SOURCE: University of Washington, news release, July 14, 2014
MONDAY, July 14, 2014 (HealthDay News) -- Infants' brains start laying the groundwork for the physical requirements of speech long before they utter their first words, a new study finds.
Researchers looked at 7- to 12-month-old infants and found that speech from people around them stimulates areas of the brain that coordinate and plan the motor movements necessary for speech.
"Most babies babble by 7 months, but don't utter their first words until after their first birthdays," study author Patricia Kuhl, co-director of the Institute for Learning and Brain Sciences at the University of Washington, in Seattle, said in a university news release.
"Finding activation in motor areas of the brain when infants are simply listening is significant, because it means the baby brain is engaged in trying to talk back right from the start and suggests that 7-month-olds' brains are already trying to figure out how to make the right movements that will produce words," she explained.
The study included 57 infants and used a type of brain scanning technique that is completely safe for infants, the authors noted in the news release.
The findings, published July 14 in the Proceedings of the National Academy of Sciences, show the importance of talking to infants before they start to speak.
"Hearing us talk exercises the action areas of infants' brains, going beyond what we thought happens when we talk to them," Kuhl said. "Infants' brains are preparing them to act on the world by practicing how to speak before they actually say a word."

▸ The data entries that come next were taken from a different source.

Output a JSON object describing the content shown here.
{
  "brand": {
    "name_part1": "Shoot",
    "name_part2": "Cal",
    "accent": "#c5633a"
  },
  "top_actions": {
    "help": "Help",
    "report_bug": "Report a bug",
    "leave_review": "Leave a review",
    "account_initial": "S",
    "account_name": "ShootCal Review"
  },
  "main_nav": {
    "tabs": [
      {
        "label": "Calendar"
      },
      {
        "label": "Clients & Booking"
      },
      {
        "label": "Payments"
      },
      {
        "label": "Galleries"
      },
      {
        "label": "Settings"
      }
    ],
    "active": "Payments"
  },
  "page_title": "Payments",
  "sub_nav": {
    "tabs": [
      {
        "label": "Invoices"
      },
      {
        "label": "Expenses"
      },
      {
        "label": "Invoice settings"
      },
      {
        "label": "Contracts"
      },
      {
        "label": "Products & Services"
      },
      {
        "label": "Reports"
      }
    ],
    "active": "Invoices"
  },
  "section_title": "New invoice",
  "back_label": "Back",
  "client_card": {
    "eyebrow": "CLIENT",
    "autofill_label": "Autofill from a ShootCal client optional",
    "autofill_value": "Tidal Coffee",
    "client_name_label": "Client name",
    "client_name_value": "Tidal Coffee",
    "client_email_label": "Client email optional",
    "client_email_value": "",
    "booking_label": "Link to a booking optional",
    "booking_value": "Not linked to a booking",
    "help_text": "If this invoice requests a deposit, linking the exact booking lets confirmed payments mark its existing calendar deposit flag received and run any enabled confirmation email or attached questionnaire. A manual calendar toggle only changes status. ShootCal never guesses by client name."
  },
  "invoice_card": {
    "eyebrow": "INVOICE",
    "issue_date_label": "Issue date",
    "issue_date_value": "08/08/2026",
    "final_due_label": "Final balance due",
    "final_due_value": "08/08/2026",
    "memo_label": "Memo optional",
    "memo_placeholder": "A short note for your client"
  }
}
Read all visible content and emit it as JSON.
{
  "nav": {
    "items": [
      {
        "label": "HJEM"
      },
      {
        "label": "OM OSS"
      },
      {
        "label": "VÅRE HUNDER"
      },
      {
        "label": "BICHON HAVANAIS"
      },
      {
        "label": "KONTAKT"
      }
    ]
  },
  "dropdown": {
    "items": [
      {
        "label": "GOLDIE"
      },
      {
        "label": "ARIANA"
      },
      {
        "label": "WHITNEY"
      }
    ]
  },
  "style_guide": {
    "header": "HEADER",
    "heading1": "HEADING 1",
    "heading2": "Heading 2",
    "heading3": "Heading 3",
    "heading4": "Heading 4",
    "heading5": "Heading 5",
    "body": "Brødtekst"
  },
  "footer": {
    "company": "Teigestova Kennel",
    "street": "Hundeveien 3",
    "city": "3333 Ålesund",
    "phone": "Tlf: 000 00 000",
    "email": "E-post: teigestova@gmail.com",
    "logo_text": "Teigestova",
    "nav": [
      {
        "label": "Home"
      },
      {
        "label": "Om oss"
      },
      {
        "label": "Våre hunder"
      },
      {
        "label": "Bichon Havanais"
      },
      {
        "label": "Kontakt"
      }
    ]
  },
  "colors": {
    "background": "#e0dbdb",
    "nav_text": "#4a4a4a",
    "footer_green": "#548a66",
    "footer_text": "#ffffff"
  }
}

The U.S. National Institute on Deafness and Other Communication Disorders has more about speech and language development in children.